> TASK ITEM: Below are records; copy every line among them that contains the word "time".

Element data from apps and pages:
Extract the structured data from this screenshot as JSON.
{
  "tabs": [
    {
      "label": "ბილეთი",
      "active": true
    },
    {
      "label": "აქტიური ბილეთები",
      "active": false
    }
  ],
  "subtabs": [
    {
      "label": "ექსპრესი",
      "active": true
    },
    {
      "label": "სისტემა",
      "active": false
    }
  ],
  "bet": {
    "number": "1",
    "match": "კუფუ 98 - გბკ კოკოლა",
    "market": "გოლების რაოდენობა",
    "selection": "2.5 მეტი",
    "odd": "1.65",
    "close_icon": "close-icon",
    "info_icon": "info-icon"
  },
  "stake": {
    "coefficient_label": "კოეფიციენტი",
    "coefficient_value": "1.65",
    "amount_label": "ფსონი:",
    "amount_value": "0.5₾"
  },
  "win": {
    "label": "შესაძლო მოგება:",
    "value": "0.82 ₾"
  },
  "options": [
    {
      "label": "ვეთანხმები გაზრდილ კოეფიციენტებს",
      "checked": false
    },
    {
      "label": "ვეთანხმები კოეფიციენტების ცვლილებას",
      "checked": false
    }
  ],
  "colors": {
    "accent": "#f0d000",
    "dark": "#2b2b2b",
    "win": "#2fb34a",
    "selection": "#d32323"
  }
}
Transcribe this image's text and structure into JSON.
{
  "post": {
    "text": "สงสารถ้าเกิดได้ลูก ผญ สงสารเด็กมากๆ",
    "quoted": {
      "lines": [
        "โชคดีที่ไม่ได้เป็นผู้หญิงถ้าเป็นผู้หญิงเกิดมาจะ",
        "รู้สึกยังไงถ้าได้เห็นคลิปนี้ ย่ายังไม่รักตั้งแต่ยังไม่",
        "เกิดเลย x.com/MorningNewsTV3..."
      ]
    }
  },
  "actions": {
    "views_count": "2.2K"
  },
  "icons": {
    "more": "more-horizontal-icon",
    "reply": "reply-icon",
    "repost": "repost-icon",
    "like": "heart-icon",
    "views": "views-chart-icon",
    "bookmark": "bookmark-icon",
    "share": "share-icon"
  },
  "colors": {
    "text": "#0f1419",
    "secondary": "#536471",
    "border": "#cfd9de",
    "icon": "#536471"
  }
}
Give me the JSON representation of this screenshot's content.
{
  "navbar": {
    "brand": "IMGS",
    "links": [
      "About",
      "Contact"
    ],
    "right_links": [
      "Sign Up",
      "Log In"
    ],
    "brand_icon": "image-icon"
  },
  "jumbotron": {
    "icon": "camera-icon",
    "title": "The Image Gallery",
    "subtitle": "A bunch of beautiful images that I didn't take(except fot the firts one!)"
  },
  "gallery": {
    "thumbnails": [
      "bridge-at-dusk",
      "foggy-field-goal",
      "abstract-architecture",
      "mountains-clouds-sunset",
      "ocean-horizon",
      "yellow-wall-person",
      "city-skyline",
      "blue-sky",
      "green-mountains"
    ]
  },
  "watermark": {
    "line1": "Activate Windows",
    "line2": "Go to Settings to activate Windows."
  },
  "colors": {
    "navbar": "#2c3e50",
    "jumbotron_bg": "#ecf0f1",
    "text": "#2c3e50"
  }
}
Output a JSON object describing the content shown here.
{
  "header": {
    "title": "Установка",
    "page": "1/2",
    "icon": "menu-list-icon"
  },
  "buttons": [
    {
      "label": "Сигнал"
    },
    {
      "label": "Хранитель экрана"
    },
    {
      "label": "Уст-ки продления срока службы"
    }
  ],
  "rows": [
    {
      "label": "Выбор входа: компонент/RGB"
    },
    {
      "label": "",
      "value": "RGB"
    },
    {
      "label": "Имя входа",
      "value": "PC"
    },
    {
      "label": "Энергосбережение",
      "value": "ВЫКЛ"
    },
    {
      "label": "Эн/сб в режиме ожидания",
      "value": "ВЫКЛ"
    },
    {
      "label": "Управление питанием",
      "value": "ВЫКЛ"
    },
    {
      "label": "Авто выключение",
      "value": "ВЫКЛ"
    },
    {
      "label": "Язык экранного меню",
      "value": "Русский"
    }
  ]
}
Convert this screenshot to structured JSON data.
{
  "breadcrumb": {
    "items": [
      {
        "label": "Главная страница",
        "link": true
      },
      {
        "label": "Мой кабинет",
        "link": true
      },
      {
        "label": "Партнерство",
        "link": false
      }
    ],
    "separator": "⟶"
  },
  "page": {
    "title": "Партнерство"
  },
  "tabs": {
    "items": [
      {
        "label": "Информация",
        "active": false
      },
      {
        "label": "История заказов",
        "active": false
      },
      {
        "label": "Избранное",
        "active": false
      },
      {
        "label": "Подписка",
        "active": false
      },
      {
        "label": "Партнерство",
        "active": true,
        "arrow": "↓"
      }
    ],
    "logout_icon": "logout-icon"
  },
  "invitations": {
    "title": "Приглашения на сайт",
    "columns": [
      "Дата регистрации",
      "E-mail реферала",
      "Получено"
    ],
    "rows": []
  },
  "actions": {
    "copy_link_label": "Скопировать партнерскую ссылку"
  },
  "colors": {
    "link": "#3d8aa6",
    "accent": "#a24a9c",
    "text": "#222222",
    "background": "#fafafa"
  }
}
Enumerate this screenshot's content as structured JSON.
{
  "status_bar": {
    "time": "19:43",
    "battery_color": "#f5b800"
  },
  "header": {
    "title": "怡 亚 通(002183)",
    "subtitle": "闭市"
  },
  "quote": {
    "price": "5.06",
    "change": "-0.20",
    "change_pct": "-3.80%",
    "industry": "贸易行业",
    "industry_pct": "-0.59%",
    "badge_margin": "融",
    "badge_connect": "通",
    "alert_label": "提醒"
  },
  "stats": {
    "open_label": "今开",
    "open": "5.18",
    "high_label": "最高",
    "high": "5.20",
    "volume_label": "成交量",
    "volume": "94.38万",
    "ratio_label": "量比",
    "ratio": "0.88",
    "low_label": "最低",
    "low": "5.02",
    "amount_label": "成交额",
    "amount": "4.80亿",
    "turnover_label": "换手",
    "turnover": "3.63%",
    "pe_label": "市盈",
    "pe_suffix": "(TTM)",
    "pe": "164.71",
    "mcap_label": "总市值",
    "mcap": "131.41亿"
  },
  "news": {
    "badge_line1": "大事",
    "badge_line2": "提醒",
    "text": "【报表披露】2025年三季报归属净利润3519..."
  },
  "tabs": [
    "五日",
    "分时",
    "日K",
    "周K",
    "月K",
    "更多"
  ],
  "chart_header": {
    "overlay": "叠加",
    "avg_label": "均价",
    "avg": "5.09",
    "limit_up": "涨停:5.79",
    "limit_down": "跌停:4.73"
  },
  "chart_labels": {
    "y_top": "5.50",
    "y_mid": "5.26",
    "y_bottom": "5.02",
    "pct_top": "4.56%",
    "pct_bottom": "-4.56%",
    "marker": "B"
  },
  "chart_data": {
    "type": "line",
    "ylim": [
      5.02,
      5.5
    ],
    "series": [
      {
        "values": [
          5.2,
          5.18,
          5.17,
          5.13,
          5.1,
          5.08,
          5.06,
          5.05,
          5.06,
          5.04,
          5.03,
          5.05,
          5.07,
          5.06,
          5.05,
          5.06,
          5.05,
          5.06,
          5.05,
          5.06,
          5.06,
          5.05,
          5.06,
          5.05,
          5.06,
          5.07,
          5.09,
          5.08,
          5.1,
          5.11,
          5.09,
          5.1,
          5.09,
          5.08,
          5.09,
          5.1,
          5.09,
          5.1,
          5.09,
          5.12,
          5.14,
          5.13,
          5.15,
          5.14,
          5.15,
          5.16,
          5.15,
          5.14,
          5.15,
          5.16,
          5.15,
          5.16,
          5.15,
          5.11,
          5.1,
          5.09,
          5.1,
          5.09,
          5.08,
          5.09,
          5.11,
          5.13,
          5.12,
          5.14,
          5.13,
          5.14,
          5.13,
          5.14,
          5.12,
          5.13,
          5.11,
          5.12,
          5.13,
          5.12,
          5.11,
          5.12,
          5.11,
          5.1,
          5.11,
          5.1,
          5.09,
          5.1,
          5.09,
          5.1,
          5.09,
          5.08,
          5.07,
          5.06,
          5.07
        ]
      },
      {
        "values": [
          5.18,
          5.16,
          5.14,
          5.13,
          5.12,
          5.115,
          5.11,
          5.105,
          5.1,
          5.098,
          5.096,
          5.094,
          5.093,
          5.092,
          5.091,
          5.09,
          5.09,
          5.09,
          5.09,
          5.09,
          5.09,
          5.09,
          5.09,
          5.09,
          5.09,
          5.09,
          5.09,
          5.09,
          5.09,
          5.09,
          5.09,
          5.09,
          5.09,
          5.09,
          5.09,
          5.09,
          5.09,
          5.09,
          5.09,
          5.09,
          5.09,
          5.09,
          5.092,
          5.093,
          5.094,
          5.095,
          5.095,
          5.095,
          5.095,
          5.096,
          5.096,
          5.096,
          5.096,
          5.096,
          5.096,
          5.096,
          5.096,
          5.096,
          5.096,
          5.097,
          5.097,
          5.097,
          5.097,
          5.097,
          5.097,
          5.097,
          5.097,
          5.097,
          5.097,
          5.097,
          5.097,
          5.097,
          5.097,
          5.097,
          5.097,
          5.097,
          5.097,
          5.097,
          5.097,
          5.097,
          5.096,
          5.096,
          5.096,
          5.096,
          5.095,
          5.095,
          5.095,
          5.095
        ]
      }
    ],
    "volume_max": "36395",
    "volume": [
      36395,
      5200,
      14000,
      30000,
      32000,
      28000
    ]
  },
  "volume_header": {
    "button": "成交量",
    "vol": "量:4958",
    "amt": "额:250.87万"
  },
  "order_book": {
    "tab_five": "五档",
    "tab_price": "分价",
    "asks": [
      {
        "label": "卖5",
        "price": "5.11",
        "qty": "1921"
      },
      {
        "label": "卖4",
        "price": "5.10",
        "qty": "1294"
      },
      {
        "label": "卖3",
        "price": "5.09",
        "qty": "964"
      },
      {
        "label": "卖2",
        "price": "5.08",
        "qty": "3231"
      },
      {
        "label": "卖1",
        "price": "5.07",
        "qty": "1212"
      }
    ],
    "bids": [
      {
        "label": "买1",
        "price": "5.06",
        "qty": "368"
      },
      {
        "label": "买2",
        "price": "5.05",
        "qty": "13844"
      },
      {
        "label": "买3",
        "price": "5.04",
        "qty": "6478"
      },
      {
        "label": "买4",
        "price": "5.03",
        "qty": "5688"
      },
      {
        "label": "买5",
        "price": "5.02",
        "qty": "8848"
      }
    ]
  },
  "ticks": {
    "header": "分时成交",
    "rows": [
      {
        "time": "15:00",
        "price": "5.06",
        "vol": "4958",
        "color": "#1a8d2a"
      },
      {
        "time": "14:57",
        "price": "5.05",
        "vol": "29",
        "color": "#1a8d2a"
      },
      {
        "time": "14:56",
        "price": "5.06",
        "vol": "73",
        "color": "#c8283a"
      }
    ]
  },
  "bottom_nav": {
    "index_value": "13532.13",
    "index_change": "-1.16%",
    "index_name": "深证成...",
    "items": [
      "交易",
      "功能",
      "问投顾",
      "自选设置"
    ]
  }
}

> OUTPUT FOR THIS TASK:
    "time": "19:43",
        "time": "15:00",
        "time": "14:57",
        "time": "14:56",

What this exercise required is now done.